◆ Source records
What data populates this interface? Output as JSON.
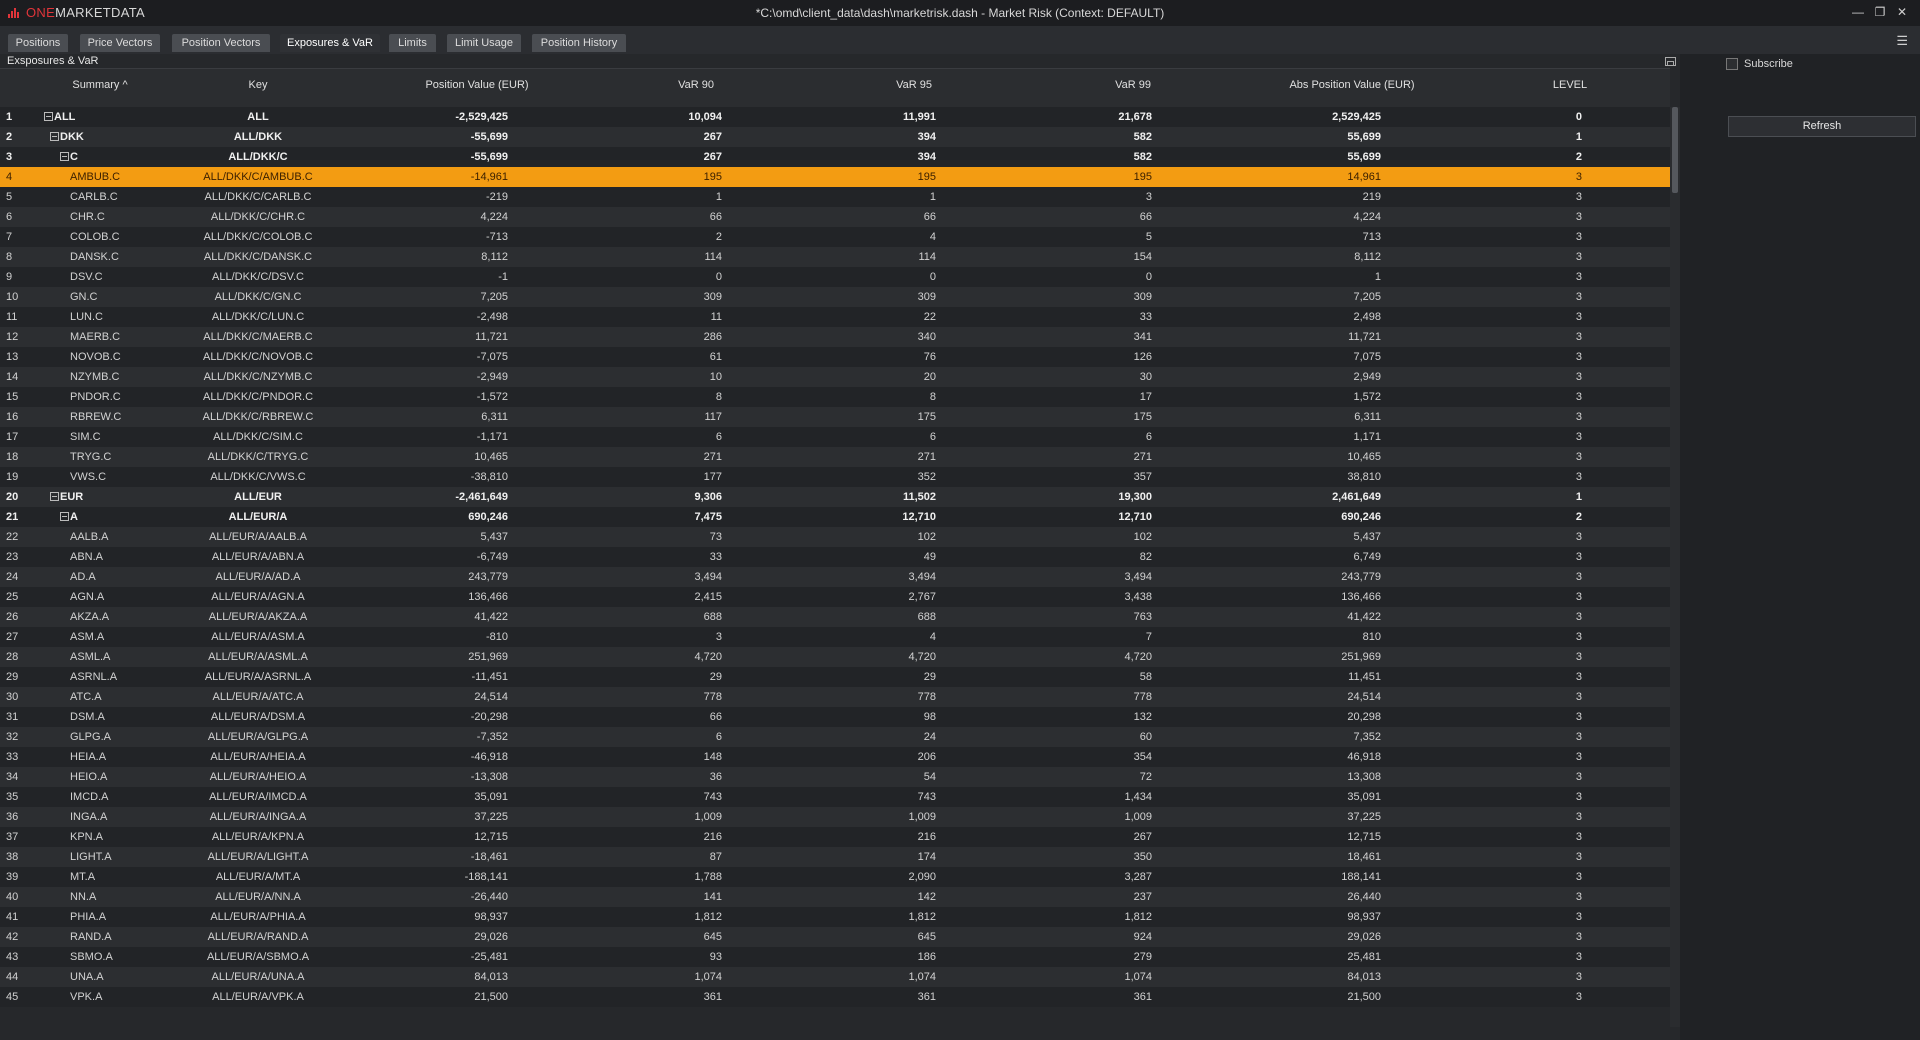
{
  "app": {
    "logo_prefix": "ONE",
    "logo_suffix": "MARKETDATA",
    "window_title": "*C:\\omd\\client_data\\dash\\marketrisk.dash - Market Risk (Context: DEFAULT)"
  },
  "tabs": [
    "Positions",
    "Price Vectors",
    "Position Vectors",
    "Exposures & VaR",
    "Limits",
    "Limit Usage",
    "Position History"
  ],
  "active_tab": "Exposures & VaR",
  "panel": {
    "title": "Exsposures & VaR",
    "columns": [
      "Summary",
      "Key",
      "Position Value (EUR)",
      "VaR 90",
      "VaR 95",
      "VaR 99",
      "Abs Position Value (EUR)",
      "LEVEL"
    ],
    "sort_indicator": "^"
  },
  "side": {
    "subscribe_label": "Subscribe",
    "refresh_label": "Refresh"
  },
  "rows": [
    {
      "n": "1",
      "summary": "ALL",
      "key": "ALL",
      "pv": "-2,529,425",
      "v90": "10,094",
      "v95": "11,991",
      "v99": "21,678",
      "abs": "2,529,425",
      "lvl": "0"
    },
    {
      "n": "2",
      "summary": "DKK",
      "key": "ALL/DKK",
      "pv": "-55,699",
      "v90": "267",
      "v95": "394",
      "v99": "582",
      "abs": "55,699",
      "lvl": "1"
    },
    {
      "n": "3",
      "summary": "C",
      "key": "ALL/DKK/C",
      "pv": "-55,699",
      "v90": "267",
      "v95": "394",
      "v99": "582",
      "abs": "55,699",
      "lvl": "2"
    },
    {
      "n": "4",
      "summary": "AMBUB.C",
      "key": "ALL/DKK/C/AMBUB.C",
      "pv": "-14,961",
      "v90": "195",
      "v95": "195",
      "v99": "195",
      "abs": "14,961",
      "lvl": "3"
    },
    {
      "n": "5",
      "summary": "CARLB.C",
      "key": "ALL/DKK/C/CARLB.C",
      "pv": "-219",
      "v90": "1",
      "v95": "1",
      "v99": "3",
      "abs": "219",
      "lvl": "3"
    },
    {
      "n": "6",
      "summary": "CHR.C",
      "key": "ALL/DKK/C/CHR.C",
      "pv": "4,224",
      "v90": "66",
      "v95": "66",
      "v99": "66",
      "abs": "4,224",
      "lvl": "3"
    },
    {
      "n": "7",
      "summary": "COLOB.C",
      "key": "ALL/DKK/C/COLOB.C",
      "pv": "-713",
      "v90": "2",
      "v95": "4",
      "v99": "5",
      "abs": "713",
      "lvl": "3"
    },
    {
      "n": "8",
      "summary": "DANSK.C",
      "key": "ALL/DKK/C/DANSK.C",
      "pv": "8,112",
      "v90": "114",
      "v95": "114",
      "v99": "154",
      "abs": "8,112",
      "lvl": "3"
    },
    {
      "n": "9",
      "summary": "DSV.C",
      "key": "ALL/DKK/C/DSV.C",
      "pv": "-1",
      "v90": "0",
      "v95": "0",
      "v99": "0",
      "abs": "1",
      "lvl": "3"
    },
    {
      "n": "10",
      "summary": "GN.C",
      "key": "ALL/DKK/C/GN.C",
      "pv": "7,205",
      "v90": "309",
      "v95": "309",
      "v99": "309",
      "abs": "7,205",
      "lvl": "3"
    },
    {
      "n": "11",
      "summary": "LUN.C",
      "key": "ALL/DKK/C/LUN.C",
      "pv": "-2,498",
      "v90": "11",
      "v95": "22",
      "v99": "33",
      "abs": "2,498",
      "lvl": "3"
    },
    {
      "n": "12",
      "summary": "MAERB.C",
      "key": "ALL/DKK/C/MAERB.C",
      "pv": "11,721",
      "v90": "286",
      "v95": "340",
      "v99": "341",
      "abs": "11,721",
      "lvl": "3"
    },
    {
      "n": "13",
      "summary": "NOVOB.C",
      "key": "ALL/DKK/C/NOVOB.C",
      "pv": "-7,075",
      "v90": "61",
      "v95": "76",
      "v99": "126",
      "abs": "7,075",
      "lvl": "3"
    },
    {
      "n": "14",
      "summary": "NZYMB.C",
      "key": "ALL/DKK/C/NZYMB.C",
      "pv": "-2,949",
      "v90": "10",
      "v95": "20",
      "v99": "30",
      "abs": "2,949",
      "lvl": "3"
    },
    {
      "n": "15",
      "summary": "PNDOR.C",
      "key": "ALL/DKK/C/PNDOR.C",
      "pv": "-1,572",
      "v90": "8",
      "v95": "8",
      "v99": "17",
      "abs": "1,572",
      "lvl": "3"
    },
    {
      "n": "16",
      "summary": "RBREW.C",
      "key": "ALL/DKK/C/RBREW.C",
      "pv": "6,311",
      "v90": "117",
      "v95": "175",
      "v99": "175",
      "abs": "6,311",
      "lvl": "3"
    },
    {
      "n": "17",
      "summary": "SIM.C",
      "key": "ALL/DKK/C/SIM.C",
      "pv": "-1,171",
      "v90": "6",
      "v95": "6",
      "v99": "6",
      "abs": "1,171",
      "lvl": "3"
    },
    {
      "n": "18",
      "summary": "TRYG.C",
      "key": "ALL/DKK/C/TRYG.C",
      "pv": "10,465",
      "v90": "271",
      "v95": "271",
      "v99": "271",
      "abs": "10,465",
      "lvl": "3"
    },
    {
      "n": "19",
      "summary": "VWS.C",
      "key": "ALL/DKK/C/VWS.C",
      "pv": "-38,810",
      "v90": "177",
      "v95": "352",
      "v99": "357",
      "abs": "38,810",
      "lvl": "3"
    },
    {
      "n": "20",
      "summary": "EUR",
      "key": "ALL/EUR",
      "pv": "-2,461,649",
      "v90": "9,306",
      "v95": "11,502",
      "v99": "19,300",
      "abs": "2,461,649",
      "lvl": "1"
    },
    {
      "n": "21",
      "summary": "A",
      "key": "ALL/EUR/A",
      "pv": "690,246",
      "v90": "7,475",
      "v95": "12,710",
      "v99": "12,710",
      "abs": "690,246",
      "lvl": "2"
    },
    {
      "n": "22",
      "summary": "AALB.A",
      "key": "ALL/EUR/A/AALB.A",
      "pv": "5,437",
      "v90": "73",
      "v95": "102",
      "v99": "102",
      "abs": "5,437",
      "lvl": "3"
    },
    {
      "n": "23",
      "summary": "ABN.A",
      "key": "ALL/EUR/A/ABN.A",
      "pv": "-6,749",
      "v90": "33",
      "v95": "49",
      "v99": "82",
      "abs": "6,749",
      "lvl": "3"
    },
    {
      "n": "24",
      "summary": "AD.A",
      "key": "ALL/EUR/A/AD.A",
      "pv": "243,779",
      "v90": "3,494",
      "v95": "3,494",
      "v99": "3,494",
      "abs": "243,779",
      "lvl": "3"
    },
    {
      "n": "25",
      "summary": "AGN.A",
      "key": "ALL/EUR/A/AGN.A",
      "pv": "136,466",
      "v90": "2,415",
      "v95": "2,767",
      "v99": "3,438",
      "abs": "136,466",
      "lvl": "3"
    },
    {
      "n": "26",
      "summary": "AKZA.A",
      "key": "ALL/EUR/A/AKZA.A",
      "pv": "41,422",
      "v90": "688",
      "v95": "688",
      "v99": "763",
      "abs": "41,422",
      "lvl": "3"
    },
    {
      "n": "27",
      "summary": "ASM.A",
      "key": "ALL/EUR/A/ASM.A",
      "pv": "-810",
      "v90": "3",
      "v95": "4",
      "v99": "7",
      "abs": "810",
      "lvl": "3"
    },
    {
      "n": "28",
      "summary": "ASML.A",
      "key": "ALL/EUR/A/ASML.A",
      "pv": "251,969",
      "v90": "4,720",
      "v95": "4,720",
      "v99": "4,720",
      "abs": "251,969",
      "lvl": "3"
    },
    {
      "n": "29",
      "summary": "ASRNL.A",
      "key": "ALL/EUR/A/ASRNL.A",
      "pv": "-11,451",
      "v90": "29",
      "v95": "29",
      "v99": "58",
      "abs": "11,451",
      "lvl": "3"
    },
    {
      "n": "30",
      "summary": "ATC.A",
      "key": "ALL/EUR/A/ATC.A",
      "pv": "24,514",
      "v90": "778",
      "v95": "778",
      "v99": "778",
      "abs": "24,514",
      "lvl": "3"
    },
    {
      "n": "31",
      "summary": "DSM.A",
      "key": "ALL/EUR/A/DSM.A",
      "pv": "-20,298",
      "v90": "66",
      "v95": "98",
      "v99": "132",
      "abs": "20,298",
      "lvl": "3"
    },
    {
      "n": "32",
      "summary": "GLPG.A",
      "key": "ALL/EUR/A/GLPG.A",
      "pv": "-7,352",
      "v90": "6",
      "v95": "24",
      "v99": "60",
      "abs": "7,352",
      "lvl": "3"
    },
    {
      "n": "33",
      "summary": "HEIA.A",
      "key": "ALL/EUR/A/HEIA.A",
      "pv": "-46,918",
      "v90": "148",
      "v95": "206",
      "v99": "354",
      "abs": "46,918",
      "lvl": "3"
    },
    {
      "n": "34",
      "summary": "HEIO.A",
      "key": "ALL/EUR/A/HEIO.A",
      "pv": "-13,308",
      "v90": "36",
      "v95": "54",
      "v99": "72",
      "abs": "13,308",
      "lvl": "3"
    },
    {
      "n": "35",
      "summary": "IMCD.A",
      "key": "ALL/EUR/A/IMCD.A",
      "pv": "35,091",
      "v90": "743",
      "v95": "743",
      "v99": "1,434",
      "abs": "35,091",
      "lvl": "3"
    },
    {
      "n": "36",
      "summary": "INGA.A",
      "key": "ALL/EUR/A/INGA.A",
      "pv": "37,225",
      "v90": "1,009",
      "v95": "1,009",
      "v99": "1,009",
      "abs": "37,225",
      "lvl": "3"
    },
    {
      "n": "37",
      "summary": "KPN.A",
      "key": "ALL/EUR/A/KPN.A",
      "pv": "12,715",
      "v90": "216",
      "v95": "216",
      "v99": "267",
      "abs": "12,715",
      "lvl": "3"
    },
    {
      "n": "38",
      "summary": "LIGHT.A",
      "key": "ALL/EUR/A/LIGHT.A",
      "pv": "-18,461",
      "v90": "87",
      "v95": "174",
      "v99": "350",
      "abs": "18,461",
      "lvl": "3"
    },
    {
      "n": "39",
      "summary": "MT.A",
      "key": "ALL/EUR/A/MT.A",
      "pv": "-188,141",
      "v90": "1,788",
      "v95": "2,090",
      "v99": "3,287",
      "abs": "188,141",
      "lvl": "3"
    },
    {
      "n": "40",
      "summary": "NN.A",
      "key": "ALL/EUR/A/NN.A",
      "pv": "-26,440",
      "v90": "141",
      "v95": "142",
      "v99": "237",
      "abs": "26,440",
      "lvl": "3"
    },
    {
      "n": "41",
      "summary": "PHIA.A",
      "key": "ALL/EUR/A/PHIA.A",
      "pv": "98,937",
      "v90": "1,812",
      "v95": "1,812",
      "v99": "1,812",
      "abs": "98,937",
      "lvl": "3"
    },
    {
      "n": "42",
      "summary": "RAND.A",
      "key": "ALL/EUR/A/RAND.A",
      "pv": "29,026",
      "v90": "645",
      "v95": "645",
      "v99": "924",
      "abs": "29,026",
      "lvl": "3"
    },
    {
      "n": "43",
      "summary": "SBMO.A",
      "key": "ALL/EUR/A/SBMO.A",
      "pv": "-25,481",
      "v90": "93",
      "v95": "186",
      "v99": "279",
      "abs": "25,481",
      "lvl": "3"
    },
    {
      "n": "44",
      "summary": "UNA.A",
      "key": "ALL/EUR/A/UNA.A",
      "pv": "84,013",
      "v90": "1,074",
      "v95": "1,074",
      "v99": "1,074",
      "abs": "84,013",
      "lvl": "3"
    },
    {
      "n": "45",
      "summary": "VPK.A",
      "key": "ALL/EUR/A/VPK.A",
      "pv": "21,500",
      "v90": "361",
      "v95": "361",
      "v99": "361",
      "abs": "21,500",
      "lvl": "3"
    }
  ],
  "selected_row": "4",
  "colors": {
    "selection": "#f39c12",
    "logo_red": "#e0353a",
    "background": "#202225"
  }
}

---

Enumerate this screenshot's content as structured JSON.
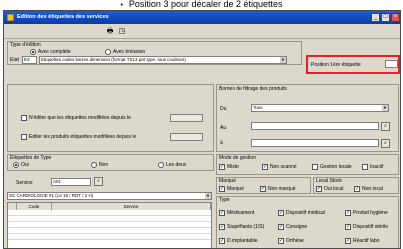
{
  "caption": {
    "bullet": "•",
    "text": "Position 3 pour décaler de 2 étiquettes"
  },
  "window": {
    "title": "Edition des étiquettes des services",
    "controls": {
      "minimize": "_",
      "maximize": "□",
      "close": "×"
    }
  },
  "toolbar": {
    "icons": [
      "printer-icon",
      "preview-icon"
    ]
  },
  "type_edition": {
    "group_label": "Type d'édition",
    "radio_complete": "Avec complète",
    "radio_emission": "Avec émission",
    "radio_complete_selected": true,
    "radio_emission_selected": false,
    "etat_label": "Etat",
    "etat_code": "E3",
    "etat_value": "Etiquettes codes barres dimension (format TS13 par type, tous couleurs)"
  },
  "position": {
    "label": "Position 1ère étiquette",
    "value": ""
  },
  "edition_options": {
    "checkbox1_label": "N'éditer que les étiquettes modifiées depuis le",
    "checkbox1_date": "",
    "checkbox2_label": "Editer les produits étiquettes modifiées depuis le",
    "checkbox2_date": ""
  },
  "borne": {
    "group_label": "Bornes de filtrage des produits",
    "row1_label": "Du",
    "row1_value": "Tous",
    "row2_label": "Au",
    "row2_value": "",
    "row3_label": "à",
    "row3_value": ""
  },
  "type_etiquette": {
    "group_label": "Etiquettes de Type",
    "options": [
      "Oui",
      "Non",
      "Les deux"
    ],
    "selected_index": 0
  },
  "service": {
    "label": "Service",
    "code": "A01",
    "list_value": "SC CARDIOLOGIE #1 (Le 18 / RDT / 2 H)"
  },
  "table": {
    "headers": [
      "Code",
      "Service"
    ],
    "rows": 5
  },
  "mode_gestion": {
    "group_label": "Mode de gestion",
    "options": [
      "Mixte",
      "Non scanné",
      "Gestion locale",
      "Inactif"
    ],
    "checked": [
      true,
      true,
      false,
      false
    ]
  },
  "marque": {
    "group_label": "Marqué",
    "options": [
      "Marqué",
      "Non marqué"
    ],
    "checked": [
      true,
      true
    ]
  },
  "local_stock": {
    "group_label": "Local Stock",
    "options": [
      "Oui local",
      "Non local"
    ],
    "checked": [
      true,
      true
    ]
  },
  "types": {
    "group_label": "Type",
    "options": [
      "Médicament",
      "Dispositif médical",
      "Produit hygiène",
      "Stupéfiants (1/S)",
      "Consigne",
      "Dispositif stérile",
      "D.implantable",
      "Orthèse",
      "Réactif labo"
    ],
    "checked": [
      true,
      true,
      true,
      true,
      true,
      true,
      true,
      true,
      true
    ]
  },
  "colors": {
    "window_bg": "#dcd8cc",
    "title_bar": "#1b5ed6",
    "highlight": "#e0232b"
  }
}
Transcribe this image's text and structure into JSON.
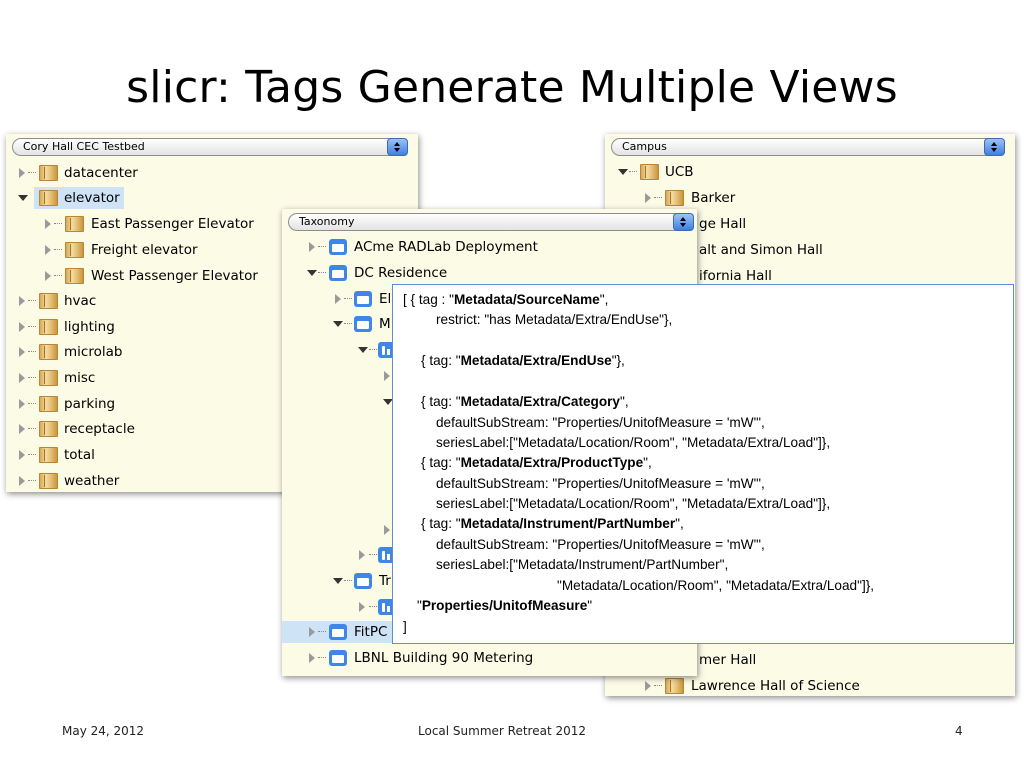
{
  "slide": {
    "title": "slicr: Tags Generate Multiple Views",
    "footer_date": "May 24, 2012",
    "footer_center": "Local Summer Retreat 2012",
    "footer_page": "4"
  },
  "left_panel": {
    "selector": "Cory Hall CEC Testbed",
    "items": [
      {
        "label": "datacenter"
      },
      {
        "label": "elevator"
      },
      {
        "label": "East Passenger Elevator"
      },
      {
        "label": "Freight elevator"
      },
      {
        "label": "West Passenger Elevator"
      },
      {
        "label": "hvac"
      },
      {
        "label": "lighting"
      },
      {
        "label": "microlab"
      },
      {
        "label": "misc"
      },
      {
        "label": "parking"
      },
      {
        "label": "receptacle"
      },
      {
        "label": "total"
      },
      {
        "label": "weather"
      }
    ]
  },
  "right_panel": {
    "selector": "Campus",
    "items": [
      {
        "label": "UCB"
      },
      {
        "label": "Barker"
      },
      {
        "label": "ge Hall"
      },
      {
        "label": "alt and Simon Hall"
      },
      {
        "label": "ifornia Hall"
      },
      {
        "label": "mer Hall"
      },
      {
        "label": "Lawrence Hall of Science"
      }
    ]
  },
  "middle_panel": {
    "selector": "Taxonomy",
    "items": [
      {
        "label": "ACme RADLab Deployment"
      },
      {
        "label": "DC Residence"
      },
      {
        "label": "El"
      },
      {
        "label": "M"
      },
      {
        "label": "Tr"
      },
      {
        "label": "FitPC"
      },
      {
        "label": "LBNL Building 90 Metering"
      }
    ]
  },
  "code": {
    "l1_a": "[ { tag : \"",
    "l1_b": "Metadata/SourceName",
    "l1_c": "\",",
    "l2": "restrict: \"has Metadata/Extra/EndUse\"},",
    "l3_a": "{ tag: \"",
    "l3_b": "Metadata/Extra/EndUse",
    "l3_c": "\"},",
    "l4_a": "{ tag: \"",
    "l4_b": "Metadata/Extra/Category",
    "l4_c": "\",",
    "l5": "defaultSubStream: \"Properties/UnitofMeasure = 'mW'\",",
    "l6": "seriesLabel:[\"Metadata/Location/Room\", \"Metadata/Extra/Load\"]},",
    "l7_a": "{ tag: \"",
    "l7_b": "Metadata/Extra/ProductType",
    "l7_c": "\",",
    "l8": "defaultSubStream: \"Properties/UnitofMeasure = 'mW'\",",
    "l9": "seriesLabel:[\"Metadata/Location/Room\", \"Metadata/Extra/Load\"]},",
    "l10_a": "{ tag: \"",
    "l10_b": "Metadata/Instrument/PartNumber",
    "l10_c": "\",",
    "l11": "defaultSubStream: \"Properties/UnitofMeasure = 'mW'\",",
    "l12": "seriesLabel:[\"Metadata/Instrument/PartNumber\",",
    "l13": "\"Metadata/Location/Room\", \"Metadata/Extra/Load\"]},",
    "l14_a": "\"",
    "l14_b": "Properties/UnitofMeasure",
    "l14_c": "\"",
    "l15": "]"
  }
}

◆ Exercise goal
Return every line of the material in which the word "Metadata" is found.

◆ Response area
    "l1_b": "Metadata/SourceName",
    "l2": "restrict: \"has Metadata/Extra/EndUse\"},",
    "l3_b": "Metadata/Extra/EndUse",
    "l4_b": "Metadata/Extra/Category",
    "l6": "seriesLabel:[\"Metadata/Location/Room\", \"Metadata/Extra/Load\"]},",
    "l7_b": "Metadata/Extra/ProductType",
    "l9": "seriesLabel:[\"Metadata/Location/Room\", \"Metadata/Extra/Load\"]},",
    "l10_b": "Metadata/Instrument/PartNumber",
    "l12": "seriesLabel:[\"Metadata/Instrument/PartNumber\",",
    "l13": "\"Metadata/Location/Room\", \"Metadata/Extra/Load\"]},",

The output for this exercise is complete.